Pharmalive also hosts a story on it:

The model described in Science simulated 500,000 people living in rural Southeast Asia and relied on information about how those individuals move within their communities. Containment strategies included giving antiviral medication to people in the same social networks, vaccinating before an outbreak with a vaccine that is not well matched to the strain that emerges, quarantining the houses or neighborhoods of infected people, and combinations of these approaches.

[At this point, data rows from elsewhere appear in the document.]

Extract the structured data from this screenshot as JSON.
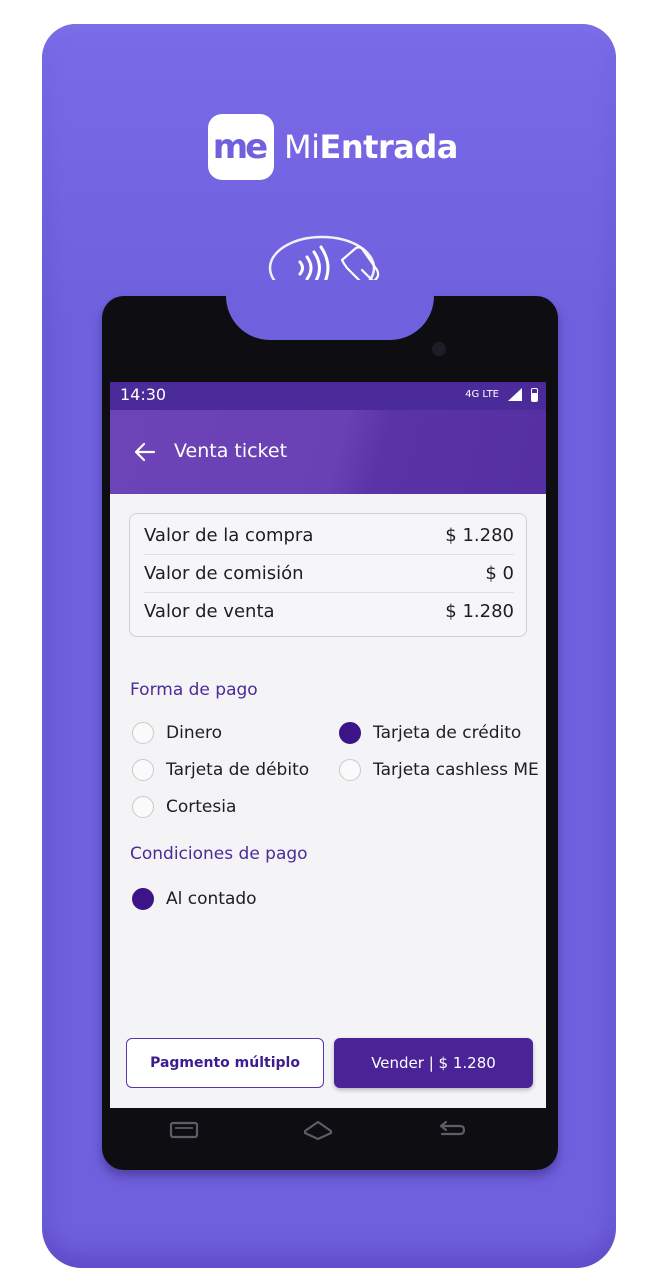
{
  "brand": {
    "badge": "me",
    "name_light": "Mi",
    "name_bold": "Entrada",
    "device_color": "#6f60de"
  },
  "statusbar": {
    "time": "14:30",
    "network": "4G LTE",
    "icons": [
      "signal-icon",
      "battery-icon"
    ]
  },
  "appbar": {
    "back_icon": "arrow-left-icon",
    "title": "Venta ticket",
    "color": "#4b2a99"
  },
  "summary": {
    "rows": [
      {
        "label": "Valor de la compra",
        "value": "$ 1.280"
      },
      {
        "label": "Valor de comisión",
        "value": "$ 0"
      },
      {
        "label": "Valor de venta",
        "value": "$ 1.280"
      }
    ]
  },
  "payment_method": {
    "title": "Forma de pago",
    "options": [
      {
        "label": "Dinero",
        "selected": false
      },
      {
        "label": "Tarjeta de crédito",
        "selected": true
      },
      {
        "label": "Tarjeta de débito",
        "selected": false
      },
      {
        "label": "Tarjeta cashless ME",
        "selected": false
      },
      {
        "label": "Cortesia",
        "selected": false
      }
    ]
  },
  "payment_conditions": {
    "title": "Condiciones de pago",
    "options": [
      {
        "label": "Al contado",
        "selected": true
      }
    ]
  },
  "actions": {
    "multiple_label": "Pagmento múltiplo",
    "sell_label": "Vender | $ 1.280"
  },
  "navbar": {
    "icons": [
      "recent-apps-icon",
      "home-icon",
      "back-nav-icon"
    ]
  }
}
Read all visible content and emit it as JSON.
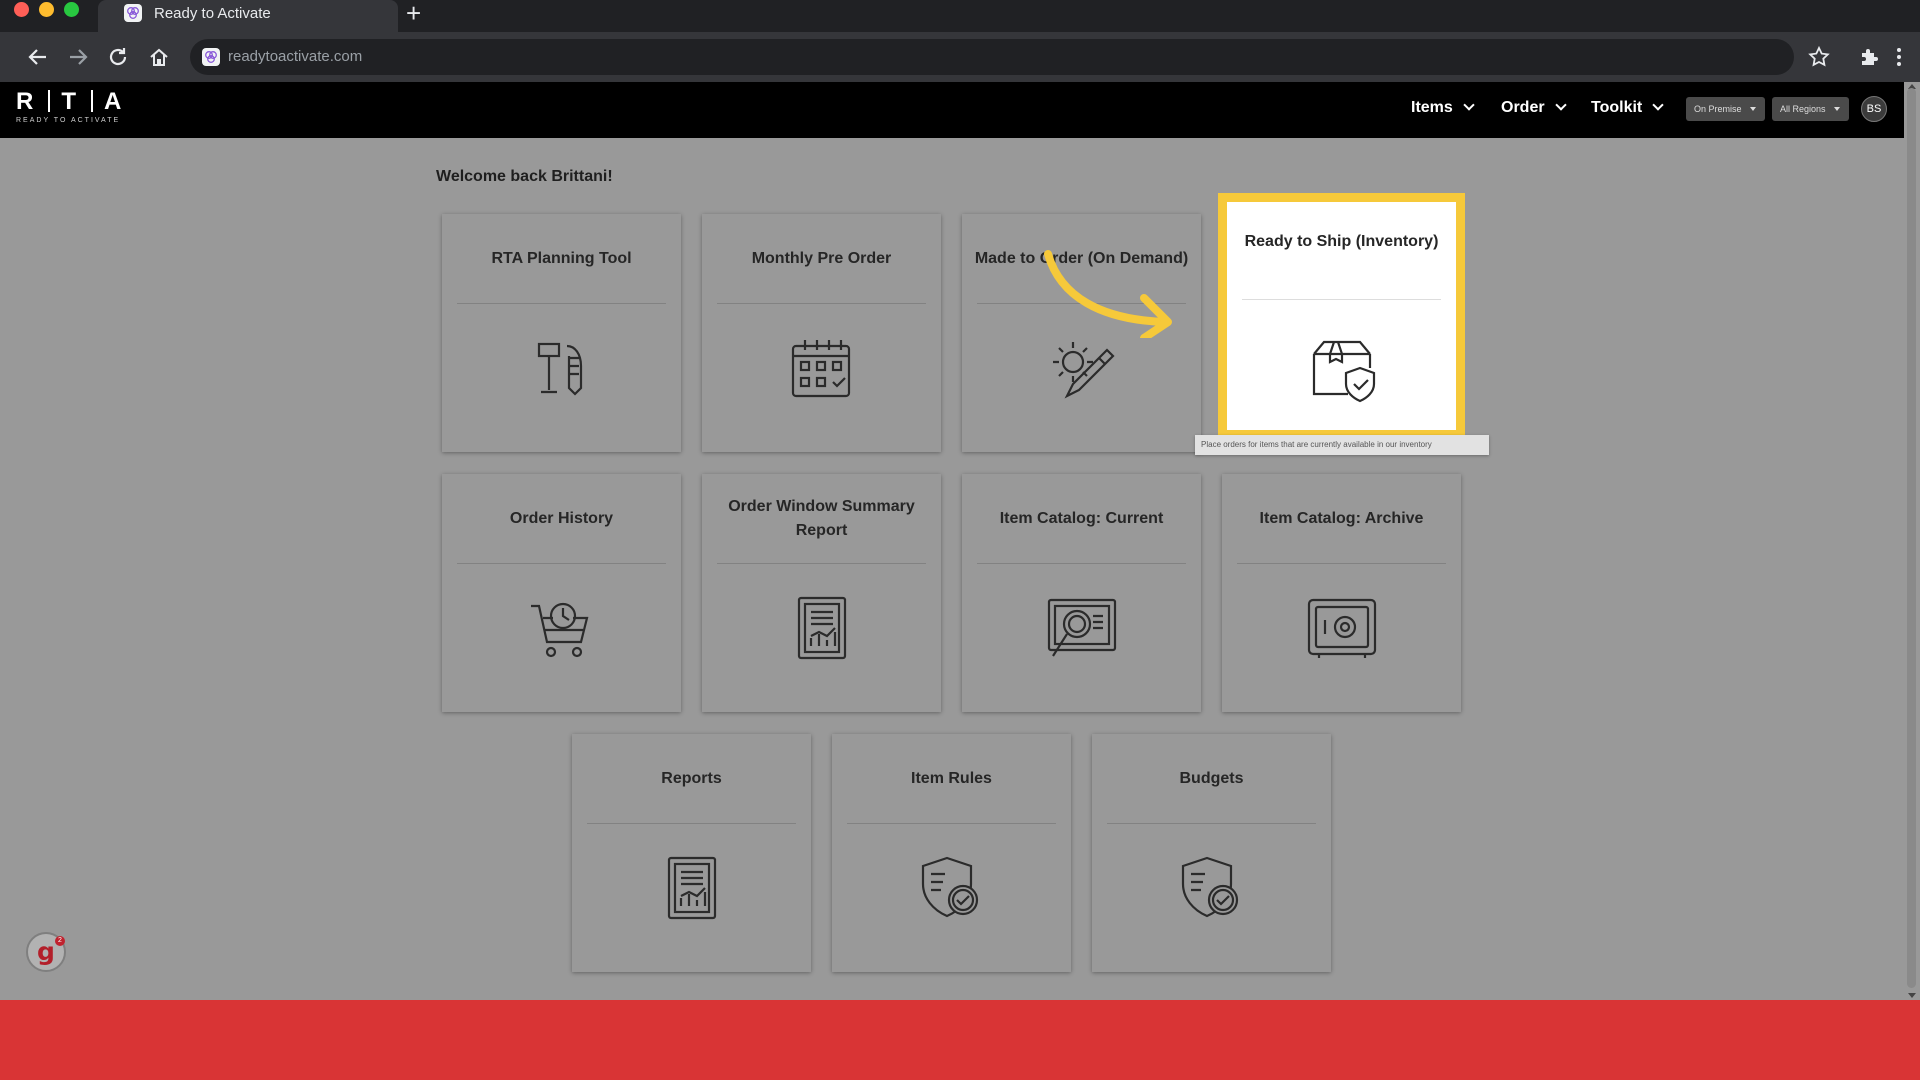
{
  "browser": {
    "tab_title": "Ready to Activate",
    "new_tab_label": "+",
    "url": "readytoactivate.com"
  },
  "header": {
    "logo_letters": [
      "R",
      "T",
      "A"
    ],
    "logo_tagline": "READY TO ACTIVATE",
    "nav": [
      {
        "label": "Items"
      },
      {
        "label": "Order"
      },
      {
        "label": "Toolkit"
      }
    ],
    "env_select": "On Premise",
    "region_select": "All Regions",
    "avatar_initials": "BS"
  },
  "welcome": "Welcome back Brittani!",
  "tiles": [
    {
      "label": "RTA Planning Tool",
      "icon": "planning-tool-icon"
    },
    {
      "label": "Monthly Pre Order",
      "icon": "calendar-icon"
    },
    {
      "label": "Made to Order (On Demand)",
      "icon": "gear-pencil-icon"
    },
    {
      "label": "Ready to Ship (Inventory)",
      "icon": "box-shield-icon"
    },
    {
      "label": "Order History",
      "icon": "cart-clock-icon"
    },
    {
      "label": "Order Window Summary Report",
      "icon": "report-icon"
    },
    {
      "label": "Item Catalog: Current",
      "icon": "magnifier-icon"
    },
    {
      "label": "Item Catalog: Archive",
      "icon": "safe-icon"
    },
    {
      "label": "Reports",
      "icon": "report-icon"
    },
    {
      "label": "Item Rules",
      "icon": "shield-check-icon"
    },
    {
      "label": "Budgets",
      "icon": "shield-check-icon"
    }
  ],
  "tooltip": "Place orders for items that are currently available in our inventory",
  "widget": {
    "letter": "g",
    "badge": "2"
  },
  "colors": {
    "highlight": "#f6c93a",
    "header": "#000000",
    "footer": "#d93435"
  }
}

Giving a low-efficacy vaccine to just half the population before the start of a pandemic would greatly enhance the success of other containment strategies, according to the model. Longini reported that a combination of targeted antiviral treatment and quarantine introduced two weeks after the first case had the potential to successfully contain disease spread, resulting in less than one case per 1,000 people.

Pharmalive even offers some cool pics like this one of the effect of an uncontrolled outbreak:



At the moment, AFAIK, the real story is that the simulation ain't too applicable to Taiwan because the data are about another kind of country and another kind of economy.

UPDATE: Mike Davis' terrifying commentary at MOJO on avian flu should not be missed.

"People just don't get it," Dr. Michael Osterholm, the outspoken director of the Center for Infectious Disease Research and Policy at the University of Minnesota recently complained. "If we were to begin a Manhattan Project-type response tonight to expand vaccine and drug production, we wouldn't have a measurable impact on the availability of these critical products to sufficiently address a worldwide pandemic for at least several years."

"Several years" is a luxury that Washington has already squandered. The best guess, as the geese head west and south, is that we have almost run out of time. As Shigeru Omi, the Western Pacific director of WHO, told a UN meeting in Kuala Lumpur in early July: "We're at the tipping point."


...yet another problem that could have been helped by the $300 billion wasted in Iraq.


3 comments:

Naruwan said...

Bird flu is especially scary when you consider that the bird flu of 1918 only killed a small percentage of those infected. The emerging strain may not be so merciful.

The UK gov't is working on the assumption that there will be a pandemic sooner or later. It all depends on the scale. The virus could mutate to a fairly harmless form, or it might go completely the other way.

Taiwan has been making plans but quietly. An emergency physician at a large hospital in Taichung told me that the gov't has been buying up anti-virals for some time now but wants to keep it low key to avoid mass panic.

Interesting you mentiuon Kalmykia - I first heard about Kalmykia through chess because the president of the world chess federation is also the president of Kalmykia. He is the sole reason that the chess world is so messed up right now. He ain't so hot when it comes to running his country either. Many Kalmyks live in extreme poverty while he spends millions on his chess obsession.

rmdazwdv said...

"During the Second World War, Stalin, suspicious of their loyalty because of their dissatisfaction with economic conditions, deported the whole Kalmyk nation without notice to Siberia in cattle trucks in midwinter. Half of their number perished during the journey and in the following years of exile, an ethnic cleansing unknown to the outside world to this day."

wayne said...

Of course you don't see an objective account in the pan-green Taipei Times about how an avian flu epeidemic would affect Taiwan. The TSU is trying to use the possibility of an avian flu epidemic to put the kibbosh on (of all things) the three small links. Of course, if another epidemic from China hits Taiwan, odds are much more likely that it'd be transmitted by some Taishang hopping back and forth from his factory and second wife in Zhejiang to his luxury pad in Taibei rather than some Fujianese fisherman giving to some Jinmen fisherman who in turn spreads to Taiwan.

http://www.libertytimes.com.tw/2005/new/aug/21/today-p8.htm

(They only briefly mention in this article, but I swear I saw some TSU nut going on more about preventing avian flu through stopping the three small links in another article.)